▸ **WORK TO COMPLETE**: Report every line of the records that contains the word "virtual".

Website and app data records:
────────
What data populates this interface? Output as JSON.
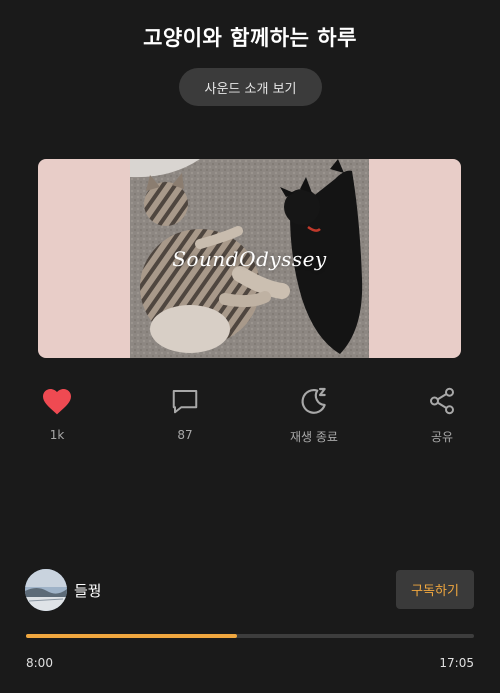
{
  "header": {
    "title": "고양이와 함께하는 하루",
    "intro_button": "사운드 소개 보기"
  },
  "media": {
    "watermark": "SoundOdyssey"
  },
  "actions": {
    "like": {
      "icon": "heart-icon",
      "label": "1k",
      "color": "#ef4a52"
    },
    "comment": {
      "icon": "comment-icon",
      "label": "87"
    },
    "sleep_timer": {
      "icon": "moon-icon",
      "label": "재생 종료"
    },
    "share": {
      "icon": "share-icon",
      "label": "공유"
    }
  },
  "channel": {
    "name": "들꿩",
    "subscribe_label": "구독하기"
  },
  "player": {
    "elapsed": "8:00",
    "total": "17:05",
    "progress": 0.47,
    "accent_color": "#f0a73f"
  }
}
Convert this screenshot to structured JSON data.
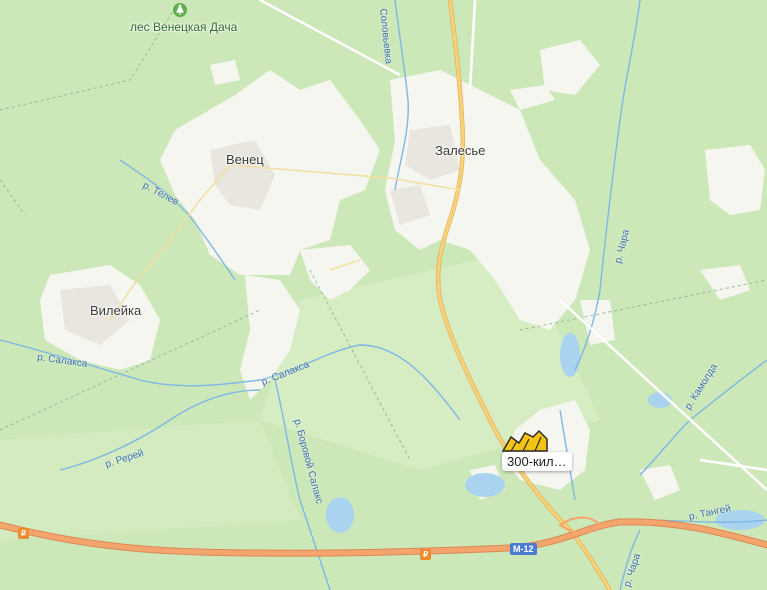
{
  "places": {
    "forest": "лес Венецкая Дача",
    "venets": "Венец",
    "zalesye": "Залесье",
    "vileyka": "Вилейка"
  },
  "rivers": {
    "solovyevka": "Соловьевка",
    "telev": "р. Телев",
    "salaksa_west": "р. Салакса",
    "salaksa_mid": "р. Салакса",
    "borovoy": "р. Боровой Салакс",
    "rerey": "р. Ререй",
    "chara_north": "р. Чара",
    "chara_south": "р. Чара",
    "kamolda": "р. Камолда",
    "tangey": "р. Тангей"
  },
  "poi": {
    "label": "300-кил…",
    "icon": "excavator-icon"
  },
  "road": {
    "shield": "М-12"
  },
  "fuel": {
    "symbol": "₽"
  },
  "colors": {
    "forest": "#cde8b8",
    "open_land": "#f6f6f1",
    "water": "#a9d3ee",
    "river": "#7fb7e4",
    "highway": "#f4a46d",
    "main_road": "#f8d27a",
    "poi_icon": "#f3c316"
  }
}
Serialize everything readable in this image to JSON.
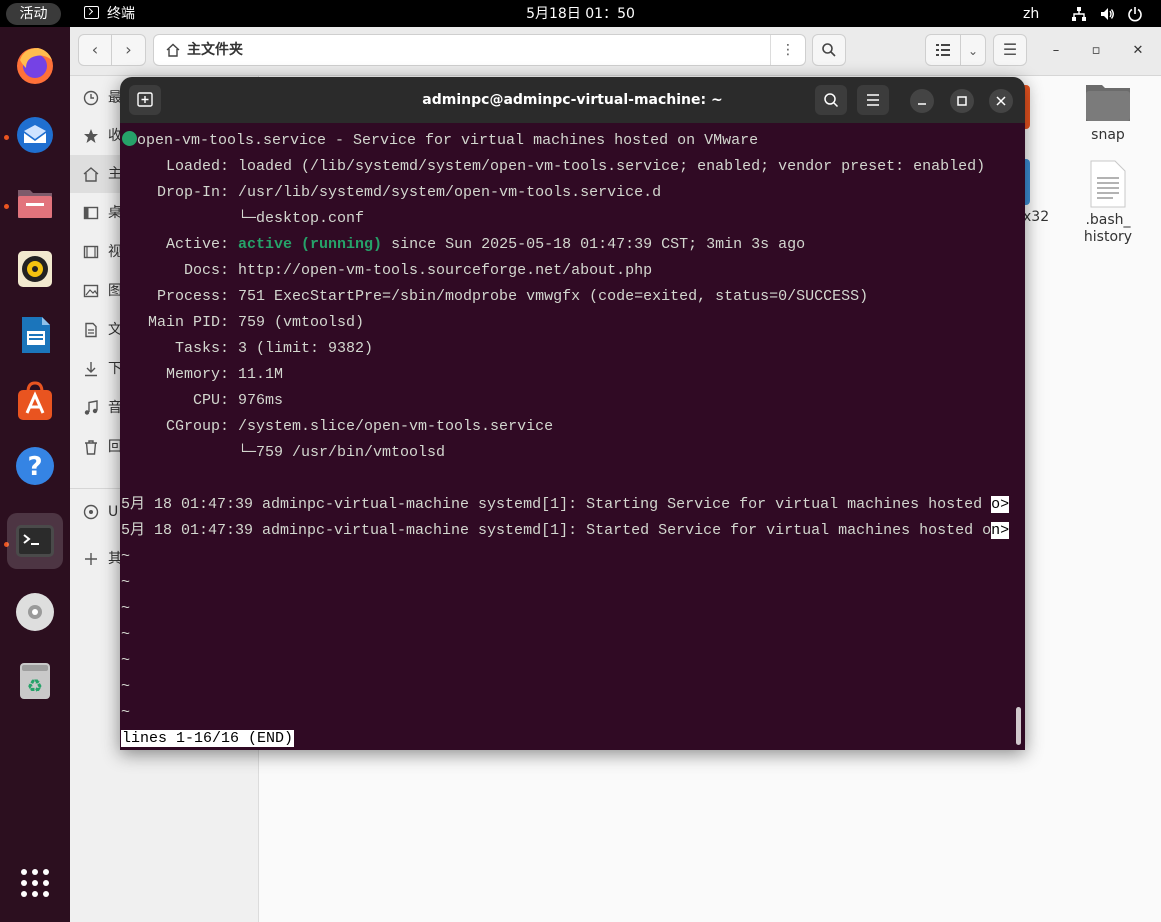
{
  "topbar": {
    "activities": "活动",
    "app_name": "终端",
    "clock": "5月18日  01：50",
    "lang": "zh"
  },
  "dock": {
    "items": [
      "firefox",
      "thunderbird",
      "files",
      "rhythmbox",
      "libreoffice-writer",
      "app-center",
      "help",
      "terminal",
      "dvd",
      "trash"
    ],
    "running": [
      "thunderbird",
      "files",
      "terminal"
    ],
    "active": "terminal"
  },
  "files": {
    "path_label": "主文件夹",
    "sidebar": [
      {
        "icon": "clock-icon",
        "label": "最近使用"
      },
      {
        "icon": "star-icon",
        "label": "收藏"
      },
      {
        "icon": "home-icon",
        "label": "主文件夹",
        "selected": true
      },
      {
        "icon": "desktop-icon",
        "label": "桌面"
      },
      {
        "icon": "video-icon",
        "label": "视频"
      },
      {
        "icon": "picture-icon",
        "label": "图片"
      },
      {
        "icon": "document-icon",
        "label": "文档"
      },
      {
        "icon": "download-icon",
        "label": "下载"
      },
      {
        "icon": "music-icon",
        "label": "音乐"
      },
      {
        "icon": "trash-icon",
        "label": "回收站"
      }
    ],
    "sidebar_extra": [
      {
        "icon": "disc-icon",
        "label": "U"
      },
      {
        "icon": "plus-icon",
        "label": "其"
      }
    ],
    "desktop": {
      "snap": "snap",
      "bash_history_1": ".bash_",
      "bash_history_2": "history",
      "partial_label": "x32"
    }
  },
  "terminal": {
    "title": "adminpc@adminpc-virtual-machine: ~",
    "lines": [
      "open-vm-tools.service - Service for virtual machines hosted on VMware",
      "     Loaded: loaded (/lib/systemd/system/open-vm-tools.service; enabled; vendor preset: enabled)",
      "    Drop-In: /usr/lib/systemd/system/open-vm-tools.service.d",
      "             └─desktop.conf",
      "     Active: ",
      "active (running)",
      " since Sun 2025-05-18 01:47:39 CST; 3min 3s ago",
      "       Docs: http://open-vm-tools.sourceforge.net/about.php",
      "    Process: 751 ExecStartPre=/sbin/modprobe vmwgfx (code=exited, status=0/SUCCESS)",
      "   Main PID: 759 (vmtoolsd)",
      "      Tasks: 3 (limit: 9382)",
      "     Memory: 11.1M",
      "        CPU: 976ms",
      "     CGroup: /system.slice/open-vm-tools.service",
      "             └─759 /usr/bin/vmtoolsd",
      "",
      "5月 18 01:47:39 adminpc-virtual-machine systemd[1]: Starting Service for virtual machines hosted ",
      "o>",
      "5月 18 01:47:39 adminpc-virtual-machine systemd[1]: Started Service for virtual machines hosted o",
      "n>",
      "~",
      "lines 1-16/16 (END)"
    ]
  }
}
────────
▸ **THE ANSWER**:
    "title": "adminpc@adminpc-virtual-machine: ~",
      "open-vm-tools.service - Service for virtual machines hosted on VMware",
      "5月 18 01:47:39 adminpc-virtual-machine systemd[1]: Starting Service for virtual machines hosted ",
      "5月 18 01:47:39 adminpc-virtual-machine systemd[1]: Started Service for virtual machines hosted o",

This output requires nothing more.